Mesmerized, I would lean against the railing at the front of the ship, alone, for hours on end. Over the course of 10 days, no two moments were the same. The Arctic world was constantly shifting and changing around me as we slowly made our way through ice and open sea, past whales, walruses, birds and bears.
Except to keep track of mealtimes, watches were irrelevant; in the summer, this far north of the Arctic Circle, the sun never goes anywhere near the horizon. Continue reading
In the early days of our posting here south Indian rice was a staple in our meals, and we knew that this now global foodstuff had a long history in other cultures. But it looks like the state neighboring where we lived may have found a clue to how much longer they have had rice in their diet:
In Tamil Nadu, archaeology is part of a contest over history and identity
Rarely can a spoonful of rice have caused such a stir. When M.K. Stalin, chief minister of Tamil Nadu, addressed the south Indian state’s legislature on September 9th, he celebrated a musty sample of the country’s humble staple. Carbon dating by an American laboratory, he said, had just proved that the rice, found in a small clay offering bowl—itself tucked inside a burial urn outside the village of Sivakalai, near the southernmost tip of India—was some 3,200 years old. This made it the earliest evidence yet found of civilisation in Tamil Nadu. The top duty of his government, the chief minister triumphantly declared, was to establish that the history of India “begins from the landscape of the Tamils”. Continue reading
How can you gift in a way that does not generate waste, that reduces waste, or that regenerates ecosystems? Sara has a fun and practical list in her Yale Climate Connections column, which I have linked to below. It got me thinking of what I would add to her list. Yesterday I reached back to a couple of posts from two years ago when we were preparing to open the Authentica shops, mentioning products we carry from artisan groups that recycle heavy plastics, in one case, and wood in the other. We have other products made from recycled materials, but our best selling product is Organikos coffee, all of the proceeds of which are invested in ecosystem regeneration. Laura’s question about gifting toward climate action is one we all should be asking:
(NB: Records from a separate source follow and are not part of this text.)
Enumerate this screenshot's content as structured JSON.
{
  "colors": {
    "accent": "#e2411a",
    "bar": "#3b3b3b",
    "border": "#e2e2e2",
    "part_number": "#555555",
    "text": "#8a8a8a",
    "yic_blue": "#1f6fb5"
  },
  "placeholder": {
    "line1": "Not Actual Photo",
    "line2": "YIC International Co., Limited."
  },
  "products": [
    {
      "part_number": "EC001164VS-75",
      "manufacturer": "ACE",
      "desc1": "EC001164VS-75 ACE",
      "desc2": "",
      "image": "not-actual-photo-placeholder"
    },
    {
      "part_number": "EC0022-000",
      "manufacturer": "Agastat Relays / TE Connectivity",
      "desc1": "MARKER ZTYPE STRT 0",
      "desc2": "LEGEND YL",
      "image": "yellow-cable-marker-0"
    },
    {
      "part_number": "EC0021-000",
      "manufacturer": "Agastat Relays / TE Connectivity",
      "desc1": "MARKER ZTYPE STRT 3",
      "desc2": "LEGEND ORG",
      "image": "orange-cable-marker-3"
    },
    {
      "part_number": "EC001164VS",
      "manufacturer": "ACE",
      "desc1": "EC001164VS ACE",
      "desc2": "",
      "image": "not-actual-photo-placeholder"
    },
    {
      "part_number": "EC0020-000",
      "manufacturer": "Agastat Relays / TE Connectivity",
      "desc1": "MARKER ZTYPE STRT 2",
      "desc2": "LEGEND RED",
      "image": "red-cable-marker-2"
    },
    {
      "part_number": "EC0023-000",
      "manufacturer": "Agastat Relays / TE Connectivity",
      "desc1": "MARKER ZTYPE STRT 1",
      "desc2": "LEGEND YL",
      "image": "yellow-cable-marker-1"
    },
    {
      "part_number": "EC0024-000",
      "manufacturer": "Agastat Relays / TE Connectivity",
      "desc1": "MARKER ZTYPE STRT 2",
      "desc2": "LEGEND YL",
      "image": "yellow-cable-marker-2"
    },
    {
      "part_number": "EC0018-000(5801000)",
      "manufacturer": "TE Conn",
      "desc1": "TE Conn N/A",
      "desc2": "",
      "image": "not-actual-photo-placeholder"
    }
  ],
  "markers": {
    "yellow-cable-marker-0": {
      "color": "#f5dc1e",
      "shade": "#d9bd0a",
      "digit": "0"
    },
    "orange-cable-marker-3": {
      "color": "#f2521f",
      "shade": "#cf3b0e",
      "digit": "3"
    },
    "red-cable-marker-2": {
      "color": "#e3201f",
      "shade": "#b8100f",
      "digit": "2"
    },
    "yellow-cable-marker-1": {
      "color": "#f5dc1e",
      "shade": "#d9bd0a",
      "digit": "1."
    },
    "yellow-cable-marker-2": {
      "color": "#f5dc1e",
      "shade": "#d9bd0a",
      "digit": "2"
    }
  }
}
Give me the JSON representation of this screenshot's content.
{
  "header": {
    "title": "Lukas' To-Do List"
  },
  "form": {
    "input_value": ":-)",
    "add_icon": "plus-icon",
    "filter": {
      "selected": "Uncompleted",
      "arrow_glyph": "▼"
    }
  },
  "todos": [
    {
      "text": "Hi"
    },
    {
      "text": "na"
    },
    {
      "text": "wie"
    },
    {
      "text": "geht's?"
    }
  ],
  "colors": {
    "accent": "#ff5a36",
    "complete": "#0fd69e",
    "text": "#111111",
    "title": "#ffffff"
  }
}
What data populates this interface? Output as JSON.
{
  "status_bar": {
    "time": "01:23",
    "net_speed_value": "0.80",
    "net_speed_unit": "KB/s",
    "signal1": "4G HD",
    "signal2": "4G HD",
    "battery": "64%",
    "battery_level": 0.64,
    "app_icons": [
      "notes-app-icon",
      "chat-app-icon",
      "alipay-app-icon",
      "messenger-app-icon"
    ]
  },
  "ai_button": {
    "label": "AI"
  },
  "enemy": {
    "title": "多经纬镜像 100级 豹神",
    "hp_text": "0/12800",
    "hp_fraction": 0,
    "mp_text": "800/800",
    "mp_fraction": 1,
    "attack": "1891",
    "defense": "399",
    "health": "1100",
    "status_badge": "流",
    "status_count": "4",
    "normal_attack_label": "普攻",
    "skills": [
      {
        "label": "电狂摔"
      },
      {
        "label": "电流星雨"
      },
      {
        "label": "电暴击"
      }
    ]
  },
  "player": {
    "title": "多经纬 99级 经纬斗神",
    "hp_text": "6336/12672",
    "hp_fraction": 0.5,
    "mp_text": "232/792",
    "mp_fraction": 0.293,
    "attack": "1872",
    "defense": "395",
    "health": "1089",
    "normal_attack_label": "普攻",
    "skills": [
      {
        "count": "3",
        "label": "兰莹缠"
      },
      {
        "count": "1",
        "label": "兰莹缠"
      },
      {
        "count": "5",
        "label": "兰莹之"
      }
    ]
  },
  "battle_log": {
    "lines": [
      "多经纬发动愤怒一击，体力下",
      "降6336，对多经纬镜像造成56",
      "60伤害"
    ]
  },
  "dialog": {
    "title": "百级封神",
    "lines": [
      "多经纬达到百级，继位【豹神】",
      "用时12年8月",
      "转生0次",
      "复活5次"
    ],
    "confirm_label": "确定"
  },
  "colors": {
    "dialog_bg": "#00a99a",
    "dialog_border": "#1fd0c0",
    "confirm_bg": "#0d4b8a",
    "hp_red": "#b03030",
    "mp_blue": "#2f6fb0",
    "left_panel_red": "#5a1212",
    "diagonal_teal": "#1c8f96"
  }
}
Holiday cheer that’s good for the planet, too.
I’m trying to find a gift for my mother for Christmas, and I like the idea of gifting toward climate action. Might you have recommendations?
Thank you for your time
Sure thing. Here’s a list of climate-friendly gift ideas for every budget.
A board game, puzzle, houseplant, or other item from your local “Buy Nothing” group (Price: Free)
Why it’s climate-friendly: Manufacturing stuff requires consumption of energy and natural resources, so it’s better for the climate to reuse products rather than buying new. Continue reading
Plastic and other debris is seen on the beach on Midway Atoll in the Northwestern Hawaiian Islands in 2019. (Caleb Jones/AP)
It is clear to me now, after two years of our two Authentica shops offering products made from recycled plastic (among other recycled materials), we will need to be at this for a long time to make a dent. Of all the amazing capabilities we humans have, our ability to generate plastic waste is among the most remarkable. Our thanks to Tik Root for reporting on this finding:
Scientists reveal the U.S. role in the ‘deluge’ of plastic littering the world’s oceans in a congressionally mandated report
Starting seven years ago I have been paying attention to monopoly power mostly in the context of Amazon. One of the clearest articles on the topic focused on a young person’s breakthrough idea. So I was very happy to read about Lina Khan’s Battle to Rein in Big Tech by rehabilitating antitrust law:
In the spring of 2011, a recent Williams College graduate named Lina Khan interviewed for a job at the Open Markets Program, in Washington, D.C. Open Markets, which was part of the New America think tank, was dedicated to the study of monopolies and the ways in which concentration in the American economy was suppressing innovation, depressing wages, and fuelling inequality. Continue reading